The Journey of My Questionable Sexual Orientation (Not that it’s any of your business)
I was a late bloomer. I probably still am a late bloomer, I think that is a life-long label. Because of this, my sexuality has constantly been under scrutiny.
In high school, I just wasn’t very interested in boys. Mostly it was because they were boys. They were grossly skinny, stupid, and weren’t always comforting or fascinating. I didn’t actively flirt or attempt relationships with any of the guys in my high school.
“How come you don’t, you know, get with someone?” One of my friends asked me.
“I don’t know,” I responded, “I’m just not very interested.”
“What do you mean, you’re not interested?”
“I don’t know. I just don’t find very many of the guys here cute.”
“Are you like asexual or something?”
I didn’t know how to respond. So I told her no. She went on to tell me that I probably would never marry, and only get into a serious relationship once I got into the office, in my 30s. She got married later that year as a beautiful, perky, teenaged bride. Sadly, her rude statement, stripping my life of any possible partnership was not the last one I would hear.
I didn’t know if I was asexual or not. I hadn’t really thought about it. I honestly just didn’t find very many boys attractive. Those I found attractive were boring. I just wasn’t interested.
A few of my friends observed my disinterest in men. My nosier friends would ask me if I was a lesbian. I always shut my mouth, refusing to answer. In my high school, it was not popular to be a lesbian. Lesbians were feared. This was not in a cool, tough way, but in a way that suggested some kind of contact disease. They hung out together, and only with each other.
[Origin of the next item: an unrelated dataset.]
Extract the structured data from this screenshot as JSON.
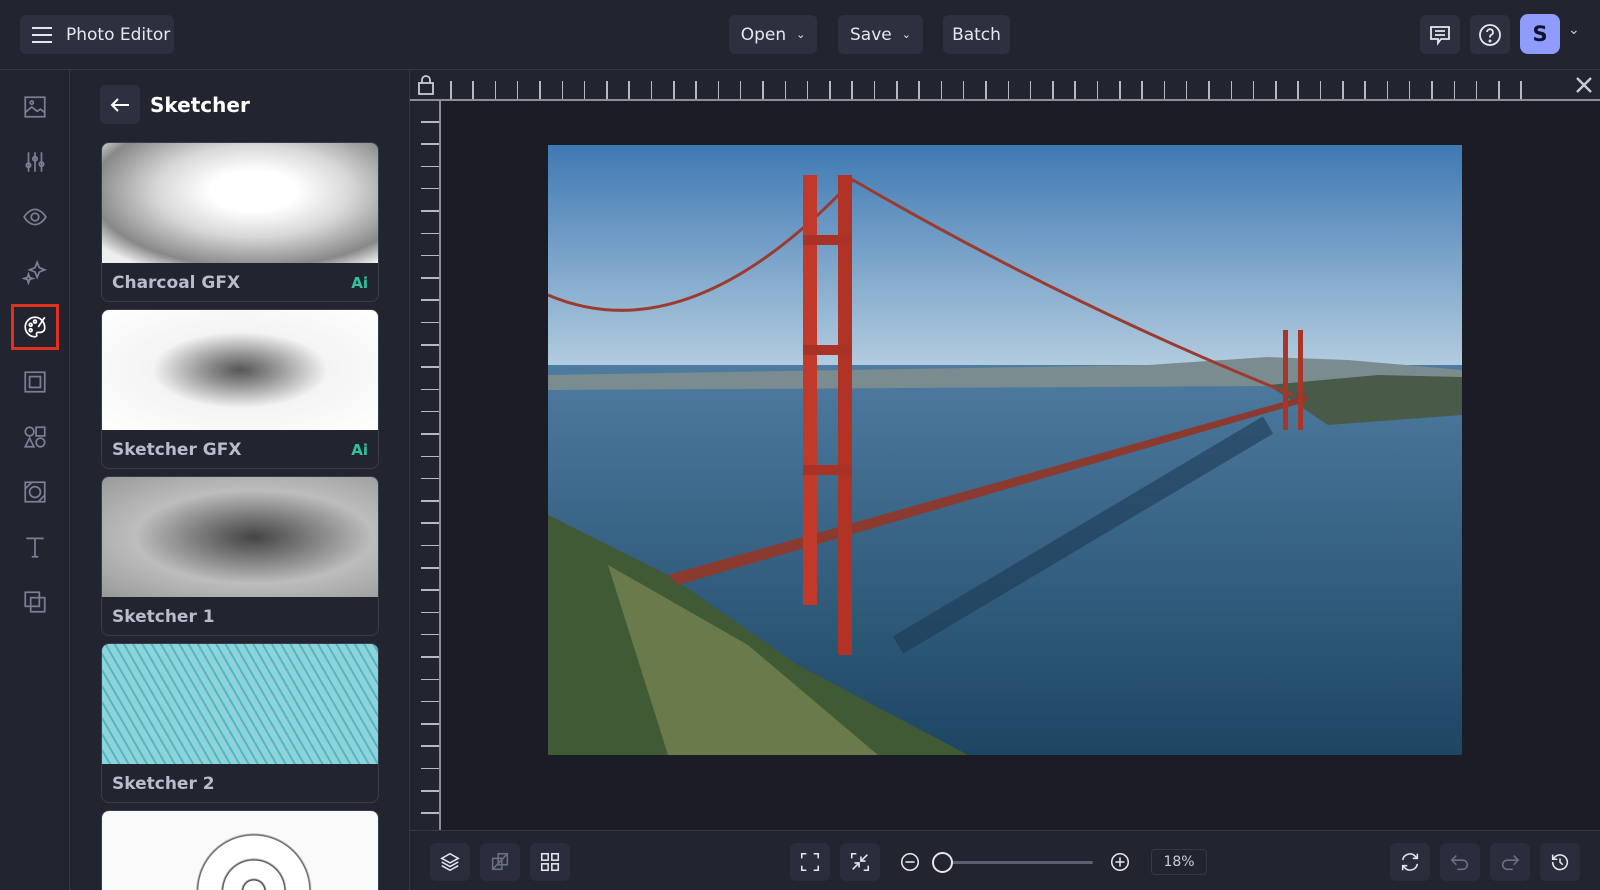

I was not a popular kid. I only had a few friends. I didn’t not want to limit my already awful social status by only associating people with similar gender-attraction.
Tired of being called a lesbian or abnormal, my freshmen year of college I finally got wild. This meant that in one day I hooked up with my exes’ roommate, my exes’ roommate’s best friend, my exes’ other roommate’s best friend all within 24 hours. Everyone stopped calling me a lesbian. All of my guy friends instead branded me with another title intended to take away my power as a woman.
I got sick of being identified by and through my sexual relationships with men. I wanted to find my own form of self-expression. I wanted to relax into myself and my personality, free of the pressures of fulfilling my biological destiny. So for a year (possibly spurred by some jackass cheating on me) I completely ignored any and all urges.
At this time, I began to analyze my orientation again. During this period, I latched onto the idea of sexual fluidity. I loved that who you are attracted to can freely change. Sexuality is not on a black and white grid of gay or straight, but rather shift based on mood, status, attraction, or any one of the numerous facets of each individual’s personality. I love that I could be more attracted to women one moment and more attracted to men another. It was liberating. And it was finally a non-labeled sexual orientation I felt comfortable with.
I talked about this concept incessantly with all of my friends. I actively researched sexual fluidity. I watched films and documentaries about the subject. I wrote about it. I urged classes to discuss it. I brought up the idea on first dates and during initial meetings. In fact, just as all of my friends were getting sick of listening to me spew on about sexual fluidity, I met a guy who was interested in what I was saying, a guy who ended up being my next ( and latest and now ex) boyfriend.
Even though I was in a more traditional straight relationship, it did not discourage my sexually fluid nature.
After that traditional relationship ended, I once again began to analyze my sexual orientation. Most of my female friends tried to force me to identify as bisexual or as a lesbian. I refuted those titles. It was not how I viewed myself. If I did not view myself that way, I figured there was no purpose in adopting those labels. However, during this time (and still now) I wanted to explore my sexuality through those who were same-sexed.
Now I am in a happy place. I do not (usually) obsess about my sexual orientation. Not like I used to, anyways. I am pretty happy with my non-identification. I think that this makes many people feel very uncomfortable. We like schema and titles so we can easily sort through things. I just don’t like the limitations this places on me. Plus, I don’t feel like I can say with confidence that I am on either end of the spectrum, so I don’t need to bother. It has taken many people questioning my sexual orientation, myself included, in order to reach this point.
But my ultimate conclusion is that this was my own journey. And although I like discussing this process, truly it is no one’s business but my own. My identification is not interesting enough to require inquiry. Rather, it’s something that is a piece of myself that I do not actively think about. It’s like my right arm. I appreciate my arm, but I am not always thinking about my right arm, or analyze what it is doing. Rather, I let it do what I need it to do and I don’t really question it.
At this point, I am very happy with all of this and hopefully I can keep up with this healthy view of my label refusal.